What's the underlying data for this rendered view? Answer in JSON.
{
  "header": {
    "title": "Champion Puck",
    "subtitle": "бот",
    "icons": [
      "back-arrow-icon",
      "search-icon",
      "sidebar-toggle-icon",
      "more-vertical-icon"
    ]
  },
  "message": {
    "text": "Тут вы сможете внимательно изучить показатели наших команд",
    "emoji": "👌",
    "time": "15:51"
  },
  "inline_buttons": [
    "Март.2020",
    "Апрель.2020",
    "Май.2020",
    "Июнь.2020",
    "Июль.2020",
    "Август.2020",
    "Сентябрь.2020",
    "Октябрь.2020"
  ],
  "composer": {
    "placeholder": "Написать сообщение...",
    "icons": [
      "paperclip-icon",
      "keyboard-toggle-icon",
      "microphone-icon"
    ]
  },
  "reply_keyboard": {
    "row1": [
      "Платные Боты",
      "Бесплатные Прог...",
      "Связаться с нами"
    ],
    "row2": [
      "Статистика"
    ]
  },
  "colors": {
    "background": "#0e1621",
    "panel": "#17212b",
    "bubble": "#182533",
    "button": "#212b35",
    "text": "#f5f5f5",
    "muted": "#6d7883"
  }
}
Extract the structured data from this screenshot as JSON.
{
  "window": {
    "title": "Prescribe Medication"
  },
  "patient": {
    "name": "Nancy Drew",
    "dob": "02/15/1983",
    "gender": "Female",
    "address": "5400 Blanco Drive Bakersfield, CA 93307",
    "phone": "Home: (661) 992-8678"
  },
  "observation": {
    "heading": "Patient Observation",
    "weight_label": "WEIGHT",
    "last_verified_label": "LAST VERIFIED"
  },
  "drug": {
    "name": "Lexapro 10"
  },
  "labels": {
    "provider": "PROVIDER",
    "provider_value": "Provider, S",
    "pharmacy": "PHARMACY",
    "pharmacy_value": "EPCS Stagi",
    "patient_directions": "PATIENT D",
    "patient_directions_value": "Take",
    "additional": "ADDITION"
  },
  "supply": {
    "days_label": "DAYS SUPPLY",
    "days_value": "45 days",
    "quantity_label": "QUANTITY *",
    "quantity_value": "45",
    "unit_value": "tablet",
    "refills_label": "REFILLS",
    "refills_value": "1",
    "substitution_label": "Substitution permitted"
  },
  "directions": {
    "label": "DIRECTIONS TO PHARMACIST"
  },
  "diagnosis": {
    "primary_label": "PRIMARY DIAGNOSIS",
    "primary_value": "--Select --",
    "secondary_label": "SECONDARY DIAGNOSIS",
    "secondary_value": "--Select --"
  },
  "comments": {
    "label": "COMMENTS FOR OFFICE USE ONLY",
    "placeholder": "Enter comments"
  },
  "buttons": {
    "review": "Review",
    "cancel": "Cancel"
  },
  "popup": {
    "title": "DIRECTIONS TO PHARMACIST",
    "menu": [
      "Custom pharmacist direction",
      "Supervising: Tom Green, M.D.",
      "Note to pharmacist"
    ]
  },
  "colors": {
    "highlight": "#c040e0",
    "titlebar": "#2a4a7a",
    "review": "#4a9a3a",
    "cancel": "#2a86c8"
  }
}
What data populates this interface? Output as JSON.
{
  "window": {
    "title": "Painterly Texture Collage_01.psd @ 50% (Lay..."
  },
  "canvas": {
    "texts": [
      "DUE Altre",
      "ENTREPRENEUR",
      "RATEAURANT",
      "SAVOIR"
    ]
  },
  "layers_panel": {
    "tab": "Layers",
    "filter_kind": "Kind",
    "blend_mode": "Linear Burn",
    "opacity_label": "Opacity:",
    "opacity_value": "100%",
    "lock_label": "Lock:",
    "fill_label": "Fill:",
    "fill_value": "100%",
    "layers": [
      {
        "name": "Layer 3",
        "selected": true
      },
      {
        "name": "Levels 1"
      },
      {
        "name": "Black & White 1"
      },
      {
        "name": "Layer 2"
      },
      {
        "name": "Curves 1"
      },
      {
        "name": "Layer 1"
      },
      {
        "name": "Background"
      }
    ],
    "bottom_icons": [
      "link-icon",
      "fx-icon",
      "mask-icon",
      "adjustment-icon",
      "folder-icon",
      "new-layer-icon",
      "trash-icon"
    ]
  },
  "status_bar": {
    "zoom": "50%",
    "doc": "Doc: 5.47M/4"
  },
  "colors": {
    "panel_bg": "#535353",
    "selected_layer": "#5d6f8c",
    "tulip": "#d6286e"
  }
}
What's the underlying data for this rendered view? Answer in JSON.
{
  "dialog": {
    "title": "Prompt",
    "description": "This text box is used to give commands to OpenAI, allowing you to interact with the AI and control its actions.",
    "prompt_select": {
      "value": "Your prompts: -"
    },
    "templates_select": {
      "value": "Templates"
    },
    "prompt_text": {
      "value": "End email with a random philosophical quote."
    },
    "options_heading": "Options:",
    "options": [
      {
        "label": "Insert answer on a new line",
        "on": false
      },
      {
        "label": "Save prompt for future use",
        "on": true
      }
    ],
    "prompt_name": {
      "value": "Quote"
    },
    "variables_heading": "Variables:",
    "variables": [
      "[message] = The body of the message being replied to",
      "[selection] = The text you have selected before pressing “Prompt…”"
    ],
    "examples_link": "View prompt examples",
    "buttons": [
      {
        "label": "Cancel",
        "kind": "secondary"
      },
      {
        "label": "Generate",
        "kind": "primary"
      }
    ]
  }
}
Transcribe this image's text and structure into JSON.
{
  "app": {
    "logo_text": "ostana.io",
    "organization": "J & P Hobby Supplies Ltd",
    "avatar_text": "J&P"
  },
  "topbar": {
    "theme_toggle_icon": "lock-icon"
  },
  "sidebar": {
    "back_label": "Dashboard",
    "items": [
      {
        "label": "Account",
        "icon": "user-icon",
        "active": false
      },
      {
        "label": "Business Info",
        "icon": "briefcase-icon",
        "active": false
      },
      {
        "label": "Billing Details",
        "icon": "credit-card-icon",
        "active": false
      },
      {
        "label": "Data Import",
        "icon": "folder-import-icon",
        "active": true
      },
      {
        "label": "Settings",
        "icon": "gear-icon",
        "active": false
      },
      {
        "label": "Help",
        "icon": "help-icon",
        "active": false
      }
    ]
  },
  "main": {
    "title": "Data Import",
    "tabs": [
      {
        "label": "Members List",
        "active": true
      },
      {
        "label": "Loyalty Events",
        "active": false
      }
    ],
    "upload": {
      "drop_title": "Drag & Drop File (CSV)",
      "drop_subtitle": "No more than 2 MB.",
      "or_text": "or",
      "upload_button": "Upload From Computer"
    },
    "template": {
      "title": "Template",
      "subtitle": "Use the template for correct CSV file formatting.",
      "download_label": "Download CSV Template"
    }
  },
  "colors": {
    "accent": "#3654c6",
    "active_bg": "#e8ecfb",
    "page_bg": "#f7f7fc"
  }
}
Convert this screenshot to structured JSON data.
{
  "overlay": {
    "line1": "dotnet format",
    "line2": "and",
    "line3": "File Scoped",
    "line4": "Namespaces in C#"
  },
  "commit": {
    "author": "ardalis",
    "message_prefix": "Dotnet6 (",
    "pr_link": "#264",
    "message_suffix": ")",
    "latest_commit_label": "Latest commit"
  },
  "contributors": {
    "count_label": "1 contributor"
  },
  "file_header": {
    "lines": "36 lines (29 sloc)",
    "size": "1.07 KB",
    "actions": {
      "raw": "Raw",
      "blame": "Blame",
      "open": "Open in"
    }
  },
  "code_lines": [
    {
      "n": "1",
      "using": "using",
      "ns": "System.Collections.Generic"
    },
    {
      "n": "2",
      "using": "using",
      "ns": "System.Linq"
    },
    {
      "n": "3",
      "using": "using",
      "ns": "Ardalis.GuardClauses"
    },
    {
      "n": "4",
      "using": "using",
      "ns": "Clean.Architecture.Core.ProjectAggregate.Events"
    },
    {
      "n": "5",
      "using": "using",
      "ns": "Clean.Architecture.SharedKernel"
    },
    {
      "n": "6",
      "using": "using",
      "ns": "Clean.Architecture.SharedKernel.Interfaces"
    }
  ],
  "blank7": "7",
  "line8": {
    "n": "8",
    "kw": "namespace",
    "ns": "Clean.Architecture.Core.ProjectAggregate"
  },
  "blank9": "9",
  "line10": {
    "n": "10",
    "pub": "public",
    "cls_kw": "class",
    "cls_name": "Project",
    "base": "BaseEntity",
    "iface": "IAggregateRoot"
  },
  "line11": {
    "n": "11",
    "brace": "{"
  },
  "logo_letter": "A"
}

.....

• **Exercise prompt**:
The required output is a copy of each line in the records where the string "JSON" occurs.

• **The answer**:
What's the underlying data for this rendered view? Answer in JSON.
Extract the structured data from this screenshot as JSON.
What data populates this interface? Output as JSON.
What's the underlying data for this rendered view? Answer in JSON.
Transcribe this image's text and structure into JSON.
Convert this screenshot to structured JSON data.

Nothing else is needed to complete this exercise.